Voters in Afghanistan’s southern Kandahar province went to the polls Saturday in legislative elections postponed for a week after an attack killed the province’s police chief.
More than 4 million people cast their ballots elsewhere last weekend despite violence and logistical issues, the Independent Election Commission (IEC) said.
No security incidents were reported Saturday in Kandahar, according to Zabiullah Sadat, deputy spokesman for Afghan Independence Election Commission.
The first parliamentary poll in eight years comes after three years of delays due to security issues and political infighting over electoral reforms.
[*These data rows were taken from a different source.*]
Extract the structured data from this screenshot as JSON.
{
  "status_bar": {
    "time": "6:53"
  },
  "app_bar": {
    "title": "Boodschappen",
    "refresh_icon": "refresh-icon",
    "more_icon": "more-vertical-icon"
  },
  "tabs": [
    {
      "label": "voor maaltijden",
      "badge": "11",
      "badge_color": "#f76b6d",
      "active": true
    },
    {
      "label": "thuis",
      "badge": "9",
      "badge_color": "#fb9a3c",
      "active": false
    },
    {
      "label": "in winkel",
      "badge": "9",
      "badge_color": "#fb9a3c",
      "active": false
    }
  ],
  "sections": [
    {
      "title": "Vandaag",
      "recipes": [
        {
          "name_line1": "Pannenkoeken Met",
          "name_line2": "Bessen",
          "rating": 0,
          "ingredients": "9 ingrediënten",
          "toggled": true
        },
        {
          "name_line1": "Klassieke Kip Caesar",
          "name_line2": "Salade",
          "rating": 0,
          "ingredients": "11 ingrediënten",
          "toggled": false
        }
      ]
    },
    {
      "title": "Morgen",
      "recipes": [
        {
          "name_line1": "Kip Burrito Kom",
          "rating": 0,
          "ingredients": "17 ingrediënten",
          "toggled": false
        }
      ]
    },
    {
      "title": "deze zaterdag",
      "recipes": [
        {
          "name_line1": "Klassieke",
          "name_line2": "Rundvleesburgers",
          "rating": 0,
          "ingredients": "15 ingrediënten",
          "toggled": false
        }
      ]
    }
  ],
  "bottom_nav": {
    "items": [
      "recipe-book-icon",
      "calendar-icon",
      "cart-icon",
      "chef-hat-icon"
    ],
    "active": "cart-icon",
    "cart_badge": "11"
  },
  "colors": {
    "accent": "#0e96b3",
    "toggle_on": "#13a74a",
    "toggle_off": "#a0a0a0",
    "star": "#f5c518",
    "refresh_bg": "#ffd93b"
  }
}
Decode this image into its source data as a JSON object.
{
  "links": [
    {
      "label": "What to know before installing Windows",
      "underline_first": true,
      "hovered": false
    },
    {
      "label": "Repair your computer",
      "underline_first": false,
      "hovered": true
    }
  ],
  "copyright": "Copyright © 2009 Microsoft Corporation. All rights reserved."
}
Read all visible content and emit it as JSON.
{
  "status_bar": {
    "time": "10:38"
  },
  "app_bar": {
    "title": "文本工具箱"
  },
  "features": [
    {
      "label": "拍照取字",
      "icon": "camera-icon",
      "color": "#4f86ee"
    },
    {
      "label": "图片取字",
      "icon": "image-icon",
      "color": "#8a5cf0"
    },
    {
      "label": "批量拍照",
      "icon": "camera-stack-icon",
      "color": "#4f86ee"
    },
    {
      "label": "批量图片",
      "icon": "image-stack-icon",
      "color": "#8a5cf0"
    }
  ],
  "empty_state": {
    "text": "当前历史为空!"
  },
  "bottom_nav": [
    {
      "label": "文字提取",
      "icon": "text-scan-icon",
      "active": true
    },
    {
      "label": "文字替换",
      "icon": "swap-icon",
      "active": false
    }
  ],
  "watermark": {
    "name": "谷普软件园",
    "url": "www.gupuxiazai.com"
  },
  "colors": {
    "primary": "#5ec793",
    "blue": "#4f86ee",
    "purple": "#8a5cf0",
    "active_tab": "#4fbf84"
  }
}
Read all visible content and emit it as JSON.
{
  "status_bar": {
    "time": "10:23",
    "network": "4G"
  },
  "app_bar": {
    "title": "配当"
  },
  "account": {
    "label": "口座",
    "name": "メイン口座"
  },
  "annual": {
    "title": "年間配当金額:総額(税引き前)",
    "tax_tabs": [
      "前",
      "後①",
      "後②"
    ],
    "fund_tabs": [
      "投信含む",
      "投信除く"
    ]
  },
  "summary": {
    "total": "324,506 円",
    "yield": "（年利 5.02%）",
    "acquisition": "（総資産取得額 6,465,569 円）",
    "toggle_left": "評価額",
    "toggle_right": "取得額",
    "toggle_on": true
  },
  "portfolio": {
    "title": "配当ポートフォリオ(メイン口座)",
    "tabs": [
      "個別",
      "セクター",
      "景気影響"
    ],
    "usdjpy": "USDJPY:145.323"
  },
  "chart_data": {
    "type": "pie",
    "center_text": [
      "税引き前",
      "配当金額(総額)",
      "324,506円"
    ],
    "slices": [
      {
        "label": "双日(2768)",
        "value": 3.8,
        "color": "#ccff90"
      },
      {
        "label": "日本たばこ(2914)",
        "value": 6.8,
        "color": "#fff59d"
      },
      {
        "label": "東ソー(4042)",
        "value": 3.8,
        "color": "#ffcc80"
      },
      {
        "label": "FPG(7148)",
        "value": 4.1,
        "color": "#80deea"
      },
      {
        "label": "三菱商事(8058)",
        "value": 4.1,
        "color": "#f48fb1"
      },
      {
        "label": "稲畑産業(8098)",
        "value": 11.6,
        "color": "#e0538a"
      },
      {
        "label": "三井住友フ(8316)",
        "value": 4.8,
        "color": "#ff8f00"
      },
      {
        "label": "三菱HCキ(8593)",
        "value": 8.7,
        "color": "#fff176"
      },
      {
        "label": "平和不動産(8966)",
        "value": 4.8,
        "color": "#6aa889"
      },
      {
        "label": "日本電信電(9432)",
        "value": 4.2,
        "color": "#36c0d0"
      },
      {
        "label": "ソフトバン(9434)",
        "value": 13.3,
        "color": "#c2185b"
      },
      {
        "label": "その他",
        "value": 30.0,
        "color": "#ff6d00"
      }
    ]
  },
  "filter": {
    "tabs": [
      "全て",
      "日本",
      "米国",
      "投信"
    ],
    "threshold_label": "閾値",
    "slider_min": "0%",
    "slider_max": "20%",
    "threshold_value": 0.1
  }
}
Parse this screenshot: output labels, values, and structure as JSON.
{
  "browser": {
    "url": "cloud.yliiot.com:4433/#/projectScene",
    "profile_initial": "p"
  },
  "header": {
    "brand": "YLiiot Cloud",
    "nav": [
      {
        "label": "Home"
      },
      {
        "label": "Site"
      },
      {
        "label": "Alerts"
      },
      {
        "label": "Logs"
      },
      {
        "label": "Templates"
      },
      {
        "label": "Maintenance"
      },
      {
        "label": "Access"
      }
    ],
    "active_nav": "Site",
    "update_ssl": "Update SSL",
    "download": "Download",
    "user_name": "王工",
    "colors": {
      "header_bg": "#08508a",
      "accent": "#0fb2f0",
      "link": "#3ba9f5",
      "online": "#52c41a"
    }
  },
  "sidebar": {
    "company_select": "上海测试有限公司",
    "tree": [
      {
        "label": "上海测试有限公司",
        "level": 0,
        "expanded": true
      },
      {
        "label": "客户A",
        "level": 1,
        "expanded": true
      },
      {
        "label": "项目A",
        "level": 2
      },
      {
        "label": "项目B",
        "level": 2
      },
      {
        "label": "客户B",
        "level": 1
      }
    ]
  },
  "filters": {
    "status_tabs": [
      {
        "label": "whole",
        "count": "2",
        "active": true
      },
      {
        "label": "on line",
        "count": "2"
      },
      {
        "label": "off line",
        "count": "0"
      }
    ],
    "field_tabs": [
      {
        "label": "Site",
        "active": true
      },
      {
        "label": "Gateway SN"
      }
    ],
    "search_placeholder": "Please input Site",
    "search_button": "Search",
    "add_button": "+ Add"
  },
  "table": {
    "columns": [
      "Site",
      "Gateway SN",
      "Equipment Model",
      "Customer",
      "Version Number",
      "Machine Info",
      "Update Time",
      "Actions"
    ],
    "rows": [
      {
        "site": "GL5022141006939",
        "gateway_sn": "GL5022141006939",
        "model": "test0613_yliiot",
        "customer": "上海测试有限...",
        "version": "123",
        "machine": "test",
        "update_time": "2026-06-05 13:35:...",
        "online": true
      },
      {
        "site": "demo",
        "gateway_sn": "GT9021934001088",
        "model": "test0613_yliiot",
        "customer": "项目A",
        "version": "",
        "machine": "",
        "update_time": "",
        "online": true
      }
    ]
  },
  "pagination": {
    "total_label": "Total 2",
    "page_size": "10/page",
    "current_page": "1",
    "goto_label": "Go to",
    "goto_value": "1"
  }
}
Voting in Kandahar was pushed back a week after police chief Gen. Abdul Raziq Achakzai was killed in a Taliban-claimed attack October 18, two days before the election. The top US general in Afghanistan survived; two Americans were injured.
Security was stepped up for the rescheduled vote, with some 6,000 security force members deployed to Kandahar, the Afghan Interior Ministry said.
More than half a million people were registered to vote across the province, according to the IEC’s media relations office, with women making up roughly 1 in 8 registered voters. Turnout figures have not yet been released.
Voters cast their ballots at 172 polling stations, one fewer than expected, Sadat said. Voting was not held in Marof and Nesh districts for security reasons, he added. Polling time was extended by one hour to ensure everyone could vote.
There are 112 candidates, of whom 12% are women, for Kandahar’s 11 parliamentary seats, the IEC said. Three of those seats are reserved for women.
These legislative elections are the first in Afghanistan to make use of biometric devices at voting centers. The 2014 presidential election was plagued by accusations of widespread fraud and dragged on for several months.
The eastern province of Ghazni has also seen its polls delayed due to security and logistical issues. No time frame has been announced for rescheduling the ballot in Ghazni.
More than 2,500 candidates nationwide are running for 250 seats in the Wolesi Jirga, the lower house of the Afghan parliament, including more than 400 women.
CNN’s Ehsan Popalzai and journalist Ali M. Latifi reported from Kabul, while Laura Smith-Spark wrote from Rome.